Christopher "Dudus" Coke, the alleged Jamaican drug kingpin, was put on a plane with U.S. marshals after declining to fight his extradition to the U.S. on Thursday afternoon, according to several sources.
Coke did not contest the extradition, his lawyer said, because he wanted to leave his country immediately and face gun and drug charges in the United States.
Peter Bunting, general secretary of the opposition People's National Party, told CNN in an e-mail stamped 2:30 p.m. ET that Coke was at the airport awaiting to be transported to the United States, and a Jamaican Information Service report said he was flown off the island early in the afternoon. It was not clear to where he would fly, but the indictment against him was handed up in New York.
Coke released a statement through his lawyers saying he made the decision to be extradited despite his belief that he would have been vindicated by Jamaican courts.
"I take this decision for I now believe it to be in the best interest of my family, the community of West Kingston, and in particular, the people of Tivoli Gardens and, above all, Jamaica," the statement said.
He further said he was "deeply upset and saddened" for many Jamaicans, including the security forces who were killed. The situation could have been avoided, Coke said in his statement asking that Jamaicans pray for him.
Regarding concerns that those loyal to Coke would stir up trouble, parliament member Peter Phillips, a former national security minister and senior member of the opposition, said there has been little unrest in West Kingston or Tivoli Gardens because the government declared a state of emergency last month and put troops in the streets.
Things have been quiet in West Kingston because of the “dislocation of the criminal groups that are able to mount some kind of resistance,” he said, referring to the weeks-long violence between government security forces and gunmen alleged to be loyal to Coke.
Affidavits from two confidential informants form the basis for charges that Coke, 41, has pumped cocaine and hundreds of pounds of marijuana into the United States.
One witness quoted in the affidavit said Coke used women to "body-carry," or smuggle internally, the cocaine and travel to New York under the guise of purchasing clothing for their shops in Kingston.
Coke's associates said they also sent him guns packed in refrigerators, according to documents CNN obtained.
Coke, who was known for controlling the impoverished West Kingston enclave of Tivoli Gardens, is likened by experts to both Robin Hood and Pablo Escobar. But comparisons to the hero of Sherwood Forest and the one-time Colombian kingpin are not mutually exclusive.

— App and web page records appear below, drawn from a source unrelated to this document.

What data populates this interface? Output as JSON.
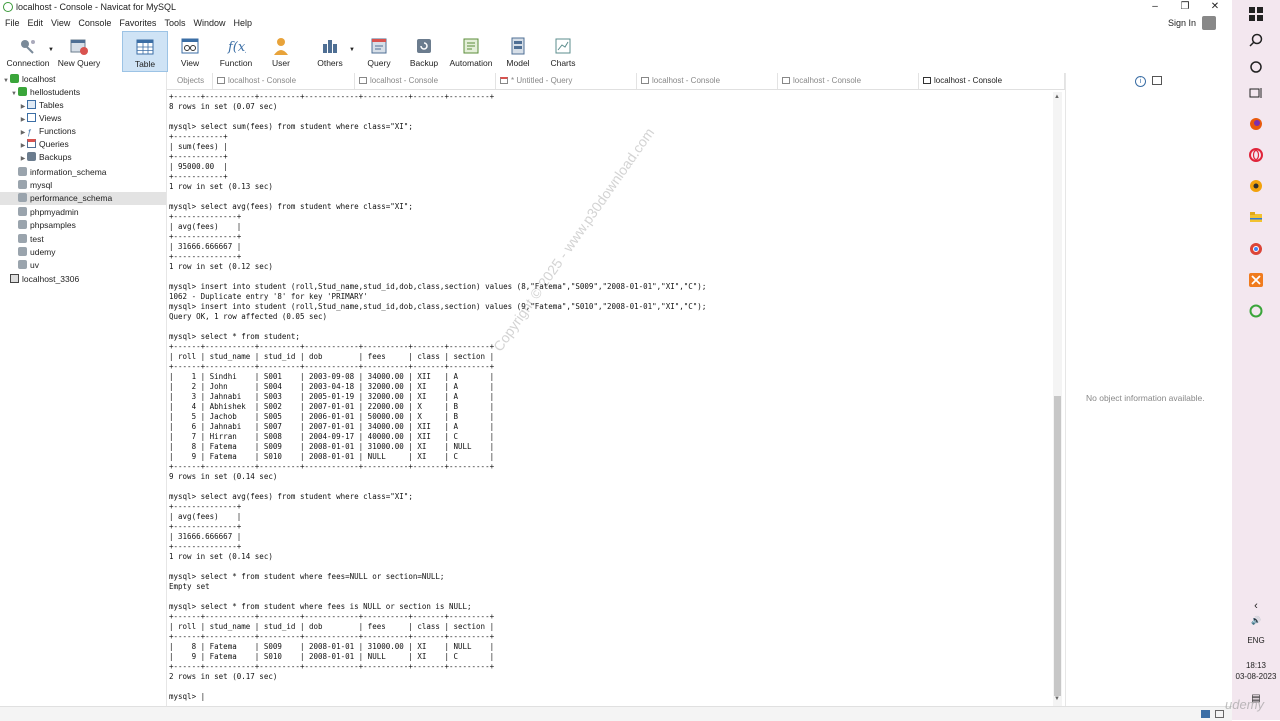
{
  "window": {
    "title": "localhost - Console - Navicat for MySQL"
  },
  "menu": [
    "File",
    "Edit",
    "View",
    "Console",
    "Favorites",
    "Tools",
    "Window",
    "Help"
  ],
  "account": {
    "signin_label": "Sign In"
  },
  "toolbar": [
    {
      "label": "Connection",
      "icon": "connection-icon",
      "has_dropdown": true
    },
    {
      "label": "New Query",
      "icon": "new-query-icon"
    },
    {
      "label": "Table",
      "icon": "table-icon",
      "active": true
    },
    {
      "label": "View",
      "icon": "view-icon"
    },
    {
      "label": "Function",
      "icon": "function-icon"
    },
    {
      "label": "User",
      "icon": "user-icon"
    },
    {
      "label": "Others",
      "icon": "others-icon",
      "has_dropdown": true
    },
    {
      "label": "Query",
      "icon": "query-icon"
    },
    {
      "label": "Backup",
      "icon": "backup-icon"
    },
    {
      "label": "Automation",
      "icon": "automation-icon"
    },
    {
      "label": "Model",
      "icon": "model-icon"
    },
    {
      "label": "Charts",
      "icon": "charts-icon"
    }
  ],
  "sidebar": {
    "items": [
      {
        "label": "localhost",
        "level": 0,
        "expanded": true,
        "icon": "connection-icon"
      },
      {
        "label": "hellostudents",
        "level": 1,
        "expanded": true,
        "icon": "database-icon"
      },
      {
        "label": "Tables",
        "level": 2,
        "icon": "table-icon"
      },
      {
        "label": "Views",
        "level": 2,
        "icon": "view-icon"
      },
      {
        "label": "Functions",
        "level": 2,
        "icon": "function-icon"
      },
      {
        "label": "Queries",
        "level": 2,
        "icon": "query-icon"
      },
      {
        "label": "Backups",
        "level": 2,
        "icon": "backup-icon"
      },
      {
        "label": "information_schema",
        "level": 1,
        "icon": "database-icon"
      },
      {
        "label": "mysql",
        "level": 1,
        "icon": "database-icon"
      },
      {
        "label": "performance_schema",
        "level": 1,
        "icon": "database-icon",
        "selected": true
      },
      {
        "label": "phpmyadmin",
        "level": 1,
        "icon": "database-icon"
      },
      {
        "label": "phpsamples",
        "level": 1,
        "icon": "database-icon"
      },
      {
        "label": "test",
        "level": 1,
        "icon": "database-icon"
      },
      {
        "label": "udemy",
        "level": 1,
        "icon": "database-icon"
      },
      {
        "label": "uv",
        "level": 1,
        "icon": "database-icon"
      },
      {
        "label": "localhost_3306",
        "level": 0,
        "icon": "connection-icon"
      }
    ]
  },
  "tabs": [
    {
      "label": "Objects"
    },
    {
      "label": "localhost - Console"
    },
    {
      "label": "localhost - Console"
    },
    {
      "label": "* Untitled - Query"
    },
    {
      "label": "localhost - Console"
    },
    {
      "label": "localhost - Console"
    },
    {
      "label": "localhost - Console",
      "active": true
    }
  ],
  "console": {
    "text": "+------+-----------+---------+------------+----------+-------+---------+\n8 rows in set (0.07 sec)\n\nmysql> select sum(fees) from student where class=\"XI\";\n+-----------+\n| sum(fees) |\n+-----------+\n| 95000.00  |\n+-----------+\n1 row in set (0.13 sec)\n\nmysql> select avg(fees) from student where class=\"XI\";\n+--------------+\n| avg(fees)    |\n+--------------+\n| 31666.666667 |\n+--------------+\n1 row in set (0.12 sec)\n\nmysql> insert into student (roll,Stud_name,stud_id,dob,class,section) values (8,\"Fatema\",\"S009\",\"2008-01-01\",\"XI\",\"C\");\n1062 - Duplicate entry '8' for key 'PRIMARY'\nmysql> insert into student (roll,Stud_name,stud_id,dob,class,section) values (9,\"Fatema\",\"S010\",\"2008-01-01\",\"XI\",\"C\");\nQuery OK, 1 row affected (0.05 sec)\n\nmysql> select * from student;\n+------+-----------+---------+------------+----------+-------+---------+\n| roll | stud_name | stud_id | dob        | fees     | class | section |\n+------+-----------+---------+------------+----------+-------+---------+\n|    1 | Sindhi    | S001    | 2003-09-08 | 34000.00 | XII   | A       |\n|    2 | John      | S004    | 2003-04-18 | 32000.00 | XI    | A       |\n|    3 | Jahnabi   | S003    | 2005-01-19 | 32000.00 | XI    | A       |\n|    4 | Abhishek  | S002    | 2007-01-01 | 22000.00 | X     | B       |\n|    5 | Jachob    | S005    | 2006-01-01 | 50000.00 | X     | B       |\n|    6 | Jahnabi   | S007    | 2007-01-01 | 34000.00 | XII   | A       |\n|    7 | Hirran    | S008    | 2004-09-17 | 40000.00 | XII   | C       |\n|    8 | Fatema    | S009    | 2008-01-01 | 31000.00 | XI    | NULL    |\n|    9 | Fatema    | S010    | 2008-01-01 | NULL     | XI    | C       |\n+------+-----------+---------+------------+----------+-------+---------+\n9 rows in set (0.14 sec)\n\nmysql> select avg(fees) from student where class=\"XI\";\n+--------------+\n| avg(fees)    |\n+--------------+\n| 31666.666667 |\n+--------------+\n1 row in set (0.14 sec)\n\nmysql> select * from student where fees=NULL or section=NULL;\nEmpty set\n\nmysql> select * from student where fees is NULL or section is NULL;\n+------+-----------+---------+------------+----------+-------+---------+\n| roll | stud_name | stud_id | dob        | fees     | class | section |\n+------+-----------+---------+------------+----------+-------+---------+\n|    8 | Fatema    | S009    | 2008-01-01 | 31000.00 | XI    | NULL    |\n|    9 | Fatema    | S010    | 2008-01-01 | NULL     | XI    | C       |\n+------+-----------+---------+------------+----------+-------+---------+\n2 rows in set (0.17 sec)\n\nmysql> |"
  },
  "info_panel": {
    "message": "No object information available."
  },
  "watermark": {
    "text": "Copyright © 2025 - www.p30download.com"
  },
  "taskbar": {
    "language": "ENG",
    "time": "18:13",
    "date": "03-08-2023"
  },
  "overlay_brand": "udemy",
  "colors": {
    "accent": "#cfe3f5",
    "taskbar": "#f3e7ef",
    "selection": "#e3e3e3"
  }
}
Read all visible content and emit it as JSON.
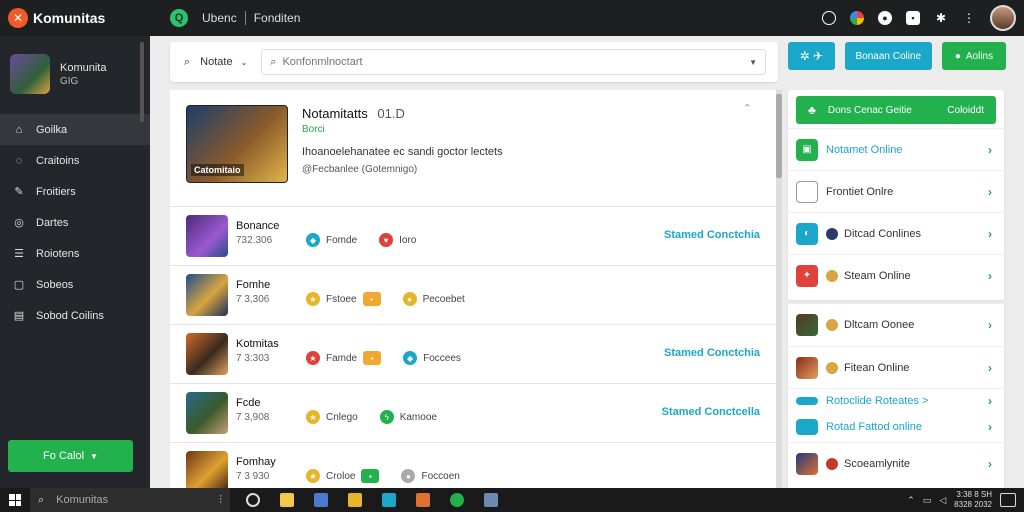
{
  "app": {
    "title": "Komunitas"
  },
  "topbar": {
    "crumb1": "Ubenc",
    "crumb2": "Fonditen",
    "badge": "Q"
  },
  "sidebar": {
    "profile": {
      "name": "Komunita",
      "sub": "GIG"
    },
    "items": [
      {
        "label": "Goilka",
        "icon": "home-icon"
      },
      {
        "label": "Craitoins",
        "icon": "chat-icon"
      },
      {
        "label": "Froitiers",
        "icon": "brush-icon"
      },
      {
        "label": "Dartes",
        "icon": "globe-icon"
      },
      {
        "label": "Roiotens",
        "icon": "list-icon"
      },
      {
        "label": "Sobeos",
        "icon": "box-icon"
      },
      {
        "label": "Sobod Coilins",
        "icon": "chart-icon"
      }
    ],
    "button": "Fo Calol"
  },
  "main": {
    "filter_label": "Notate",
    "search_placeholder": "Konfonmlnoctart",
    "hero": {
      "title": "Notamitatts",
      "version": "01.D",
      "green": "Borci",
      "image_label": "Catomitaio",
      "desc": "Ihoanoelehanatee ec sandi goctor lectets",
      "meta": "@Fecbanlee (Gotemnigo)"
    },
    "rows": [
      {
        "name": "Bonance",
        "count": "732.306",
        "tags": [
          "Fomde",
          "Ioro"
        ],
        "action": "Stamed Conctchia"
      },
      {
        "name": "Fomhe",
        "count": "7 3,306",
        "tags": [
          "Fstoee",
          "",
          "Pecoebet"
        ],
        "action": ""
      },
      {
        "name": "Kotmitas",
        "count": "7 3:303",
        "tags": [
          "Famde",
          "",
          "Foccees"
        ],
        "action": "Stamed Conctchia"
      },
      {
        "name": "Fcde",
        "count": "7 3,908",
        "tags": [
          "Cnlego",
          "Kamooe"
        ],
        "action": "Stamed Conctcella"
      },
      {
        "name": "Fomhay",
        "count": "7 3 930",
        "tags": [
          "Croloe",
          "",
          "Foccoen"
        ],
        "action": ""
      }
    ]
  },
  "right": {
    "btn_blue": "Bonaan Coline",
    "btn_green": "Aolins",
    "header": {
      "left": "Dons Cenac Geitie",
      "right": "Coloiddt"
    },
    "card1_items": [
      {
        "label": "Notamet Online",
        "style": "teal"
      },
      {
        "label": "Frontiet Onlre",
        "style": ""
      },
      {
        "label": "Ditcad Conlines",
        "style": ""
      },
      {
        "label": "Steam Online",
        "style": ""
      }
    ],
    "card2_items": [
      {
        "label": "Dltcam Oonee",
        "style": ""
      },
      {
        "label": "Fitean Online",
        "style": ""
      },
      {
        "label": "Rotoclide Roteates >",
        "style": "teal"
      },
      {
        "label": "Rotad Fattod online",
        "style": "teal"
      },
      {
        "label": "Scoeamlynite",
        "style": ""
      }
    ]
  },
  "taskbar": {
    "search": "Komunitas",
    "clock_time": "3:38 8 SH",
    "clock_date": "8328 2032"
  },
  "colors": {
    "accent_green": "#22b14c",
    "accent_teal": "#1aa7c9",
    "brand_orange": "#f15a29"
  }
}
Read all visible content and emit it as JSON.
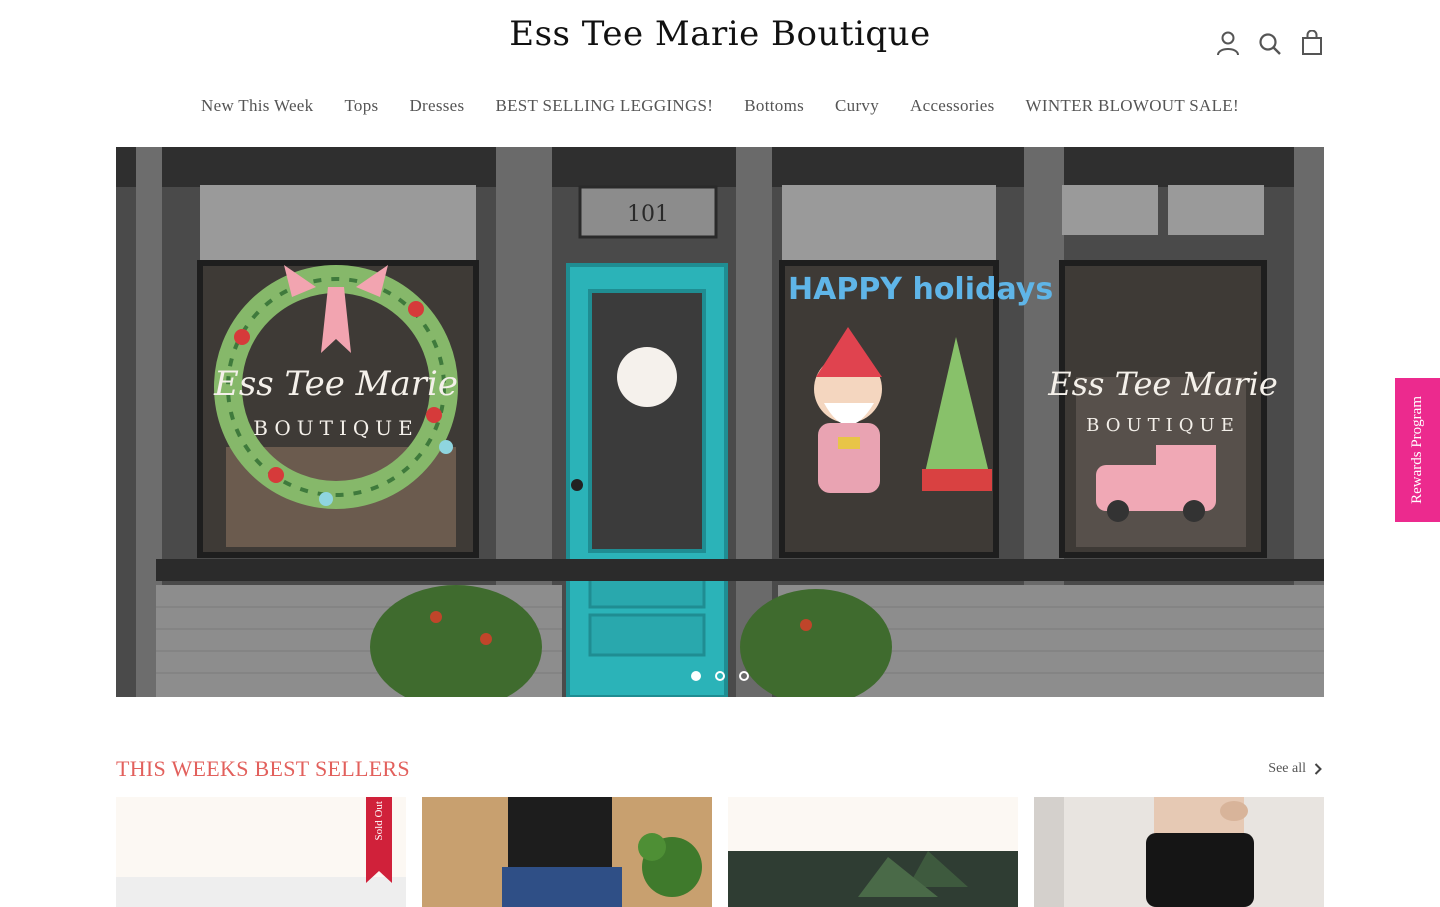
{
  "header": {
    "logo": "Ess Tee Marie Boutique",
    "icons": [
      "account-icon",
      "search-icon",
      "cart-icon"
    ]
  },
  "nav": {
    "items": [
      {
        "label": "New This Week"
      },
      {
        "label": "Tops"
      },
      {
        "label": "Dresses"
      },
      {
        "label": "BEST SELLING LEGGINGS!"
      },
      {
        "label": "Bottoms"
      },
      {
        "label": "Curvy"
      },
      {
        "label": "Accessories"
      },
      {
        "label": "WINTER BLOWOUT SALE!"
      }
    ]
  },
  "hero": {
    "sign_number": "101",
    "window_text_left": "Ess Tee Marie",
    "window_sub_left": "BOUTIQUE",
    "window_text_center": "HAPPY holidays",
    "window_text_right": "Ess Tee Marie",
    "window_sub_right": "BOUTIQUE",
    "slides_count": 3,
    "active_slide": 1
  },
  "rewards": {
    "label": "Rewards Program",
    "color": "#ec2a8e"
  },
  "best_sellers": {
    "title": "THIS WEEKS BEST SELLERS",
    "see_all": "See all",
    "title_color": "#e2605c",
    "products": [
      {
        "badge": "Sold Out"
      },
      {
        "badge": ""
      },
      {
        "badge": ""
      },
      {
        "badge": ""
      }
    ]
  }
}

Coke rules via a combination of violence, corruption and philanthropy, experts say, and unrest in the Jamaican capital resulted from competing interests: those who want him handed over for drug crimes versus those who consider him a benefactor.
The opposition made allegations that the Jamaican government participated in shielding Coke from authorities. The prime minister and other have denied the allegations.
Phillips believes an investigative commission should be appointed to probe whether there was an effort by the ruling Labor Party to “prevent and frustrate the extradition request.” The opposition will call for such a commission, but Phillips said to expect other segments of society to join the opposition’s demand.
Jamaicans deserve to “understand the activities that took place and the apparent conduct of members of government on the political and the administrative side,” Phillips said. “We need to know if there was an attempt to obstruct justice on behalf of the government.”
“There are still questions left to be answered,” he said.